As a preschool teacher I made a point of warning new parents (and regularly reminding old ones) that their child will at some point be hit by another child and would likewise, at some point, also be the aggressor. It’s something one can predict like the sunrise. I cautioned them that they would be outraged when their child was the victim and mortified when their child was the perpetrator. As a child care professional, I assured them that I was capable of “handling it,” but that there is no way to ensure that it won’t happen again, and again . . . and maybe even again. Most children move out of their hitting phase fairly quickly, but it takes longer for others, sometimes months. Yet, even so, it’s not typically a sign of anything other than normal development.

Preschools are often the first community a child knows beyond their own family. It’s here that they make their first friends, resolve their first conflicts, and come to understand that their individual needs must be balanced with the needs of others. What’s wonderful about child-based communities is that everything happens out in the open. Children have not yet learned to hide their emotions, to disguise their intent behind passive-aggressive behavior, or to hide ulterior motives. When a child is sad, we usually know why they are sad. When a child feels that something is unfair, we all know it. This might not make it easier to solve the problems, but it certainly means that we don’t have to waste a lot of time trying to get to the bottom of things, which is in striking contrast to most adult communities.

While helping children through their challenges tends to be fairly straight-forward, the parents of the children we care for are also part of every preschool community, often a neglected part until things go awry. And one of the times when things most often go awry is when parents are in the throes of feeling outraged or mortified by things going on in their child’s classroom. There is a tendency to point fingers, to assign blame, and, perhaps most challenging, to attempt to recruit allies to their point of view. There are few things more destructive to the harmony of a community.

Transparency and communication are among the hallmarks of a strong community. While they are easily achieved amongst children, creating a climate of openness is often more difficult when adults are involved. For one thing, much of what happens in your classroom happens off the parents’ rader, meaning that most of what they know comes through their children, who may or may not be reliable narrators. Here are some tips that I’ve found useful for creating the kinds of transparency and communication that can form the foundation of a thriving, supportive wider community:

  • Manage expectations

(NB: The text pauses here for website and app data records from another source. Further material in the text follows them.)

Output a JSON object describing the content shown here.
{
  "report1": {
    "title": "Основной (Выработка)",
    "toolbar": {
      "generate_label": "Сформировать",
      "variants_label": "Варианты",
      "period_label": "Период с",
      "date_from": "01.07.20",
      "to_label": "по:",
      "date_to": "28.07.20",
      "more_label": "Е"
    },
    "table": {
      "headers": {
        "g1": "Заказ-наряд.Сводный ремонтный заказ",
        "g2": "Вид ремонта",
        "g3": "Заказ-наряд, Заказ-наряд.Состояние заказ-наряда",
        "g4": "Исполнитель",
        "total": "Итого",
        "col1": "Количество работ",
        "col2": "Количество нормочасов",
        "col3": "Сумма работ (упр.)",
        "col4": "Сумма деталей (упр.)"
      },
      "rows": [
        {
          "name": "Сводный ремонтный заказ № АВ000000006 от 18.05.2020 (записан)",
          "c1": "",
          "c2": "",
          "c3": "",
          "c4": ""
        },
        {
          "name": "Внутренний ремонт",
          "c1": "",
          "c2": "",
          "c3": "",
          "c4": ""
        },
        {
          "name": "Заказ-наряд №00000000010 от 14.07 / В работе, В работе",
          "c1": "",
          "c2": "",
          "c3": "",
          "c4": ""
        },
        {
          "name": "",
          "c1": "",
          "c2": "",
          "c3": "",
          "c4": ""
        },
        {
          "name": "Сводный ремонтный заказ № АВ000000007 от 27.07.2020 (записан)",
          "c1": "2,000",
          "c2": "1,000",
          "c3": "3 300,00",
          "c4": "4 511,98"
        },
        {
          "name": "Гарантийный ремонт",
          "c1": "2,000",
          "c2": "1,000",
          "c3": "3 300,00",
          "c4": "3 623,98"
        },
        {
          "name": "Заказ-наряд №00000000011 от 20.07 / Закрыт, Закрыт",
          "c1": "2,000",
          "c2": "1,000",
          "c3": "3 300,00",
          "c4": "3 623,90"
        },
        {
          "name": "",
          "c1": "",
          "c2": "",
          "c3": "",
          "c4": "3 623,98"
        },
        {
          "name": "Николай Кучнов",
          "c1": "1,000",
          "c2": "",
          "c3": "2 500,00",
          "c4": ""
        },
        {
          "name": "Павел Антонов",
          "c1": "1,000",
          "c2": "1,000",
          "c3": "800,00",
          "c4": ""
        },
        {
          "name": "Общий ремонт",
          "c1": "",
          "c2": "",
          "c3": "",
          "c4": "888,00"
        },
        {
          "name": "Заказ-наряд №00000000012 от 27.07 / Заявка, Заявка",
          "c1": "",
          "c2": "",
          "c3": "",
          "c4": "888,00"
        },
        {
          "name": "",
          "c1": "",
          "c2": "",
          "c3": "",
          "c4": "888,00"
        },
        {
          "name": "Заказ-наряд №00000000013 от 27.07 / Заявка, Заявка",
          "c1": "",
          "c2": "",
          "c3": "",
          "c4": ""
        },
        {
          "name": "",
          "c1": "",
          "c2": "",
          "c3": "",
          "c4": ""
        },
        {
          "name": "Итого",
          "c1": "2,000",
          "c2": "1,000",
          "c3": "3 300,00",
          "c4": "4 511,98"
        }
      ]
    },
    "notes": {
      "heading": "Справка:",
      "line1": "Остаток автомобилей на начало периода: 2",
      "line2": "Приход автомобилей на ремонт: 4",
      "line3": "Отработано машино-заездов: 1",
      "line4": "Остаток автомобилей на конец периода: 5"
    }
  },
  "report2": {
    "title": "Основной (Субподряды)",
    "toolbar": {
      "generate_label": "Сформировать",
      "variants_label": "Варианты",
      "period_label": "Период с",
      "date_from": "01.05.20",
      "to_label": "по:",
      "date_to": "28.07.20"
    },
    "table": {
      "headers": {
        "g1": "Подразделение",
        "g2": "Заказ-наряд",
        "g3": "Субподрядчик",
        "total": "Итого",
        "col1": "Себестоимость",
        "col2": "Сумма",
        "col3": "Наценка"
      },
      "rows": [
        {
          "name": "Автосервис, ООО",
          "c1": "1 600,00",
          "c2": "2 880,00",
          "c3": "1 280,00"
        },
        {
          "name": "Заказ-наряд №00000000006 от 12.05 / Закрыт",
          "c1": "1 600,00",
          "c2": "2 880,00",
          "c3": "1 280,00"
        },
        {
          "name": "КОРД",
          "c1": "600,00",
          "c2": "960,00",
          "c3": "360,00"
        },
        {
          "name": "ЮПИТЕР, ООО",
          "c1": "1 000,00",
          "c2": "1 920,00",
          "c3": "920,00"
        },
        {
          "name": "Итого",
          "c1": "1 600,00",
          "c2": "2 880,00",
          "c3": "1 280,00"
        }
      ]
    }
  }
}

As I mentioned before, make sure parents know up-front that while many wonderful things happen every day, occasional unpleasantness is also a classroom reality. Make sure they know that conflict of all sorts is developmentally normal and that the trial and error learning of young children can sometimes look messy (even ugly). Let them know how you view conflict, how you intend to handle it, and then give them the opportunity to ask questions and provide insight into their own child. I like to think of this as an opportunity to lay the foundation for dialog about emotional topics before they become emotional.

  • Communicate more good than bad

As a teacher, it’s tempting to just share the good news with parents, but it’s also important to share a child’s challenges as well, keeping in mind that it’s only human nature to ignore the positives to focus on the negatives. When I have bad news to deliver (such as their child either hitting or being hit) I like to think of it as a kind of sandwich in which you start by sharing three or four charming details before, “by the way,” mentioning the bad news, then follow that up with three or four other charming details. The taste will still be bitter, but at least you’ve mitigated it a bit. Earning the reputation as fair and reliable will go along way toward earning a parent’s trust and will give them a clearer picture of how their child’s day went. 

  • Make time to listen to parent concerns

Try to find time at the beginning or end of each day to be available for parents. Most parents are concerned about something and they often just need someone to listen. Often they don’t need any words of advice or wisdom, just the knowledge that someone has heard them. You are one of the most important people in their child’s life, and by extension, theirs. You are in many respects a member of the family. As Mister Rogers said, “In times of stress, the best thing we can do for each other is to listen with our ears and our hearts and to be assured that our questions are just as important as our answers.”

  • Consider hosting regular parent meetings

I find it useful to have regular opportunities for the parents of the children I teach to meet with one another, without the children. Not every parent is willing or able to do this, but a one hour meeting, one evening a month, not only gives parents a chance to get to know one another, but it gives you the opportunity to get everyone on the same page when it comes to things like discipline and curriculum. 

  • Create an email policy

If you haven’t noticed it by now, I’m a big fan of face-to-face communication, especially when it comes to challenging or difficult topics. Email is a horrible way to discuss emotional issues and group emails are even worse. As an educator, my policy is that email should be used exclusively for sharing information, asking questions, and offering congratulations. Discussions about behavior, complaints, and other matters are better left to face-to-face discussions where there is less room for misunderstanding.

This is hard, emotional work for both children and parents, and there is no way to avoid unpleasantness, but being prepared, proactive, and transparent goes a long way toward smoothing the way for everyone.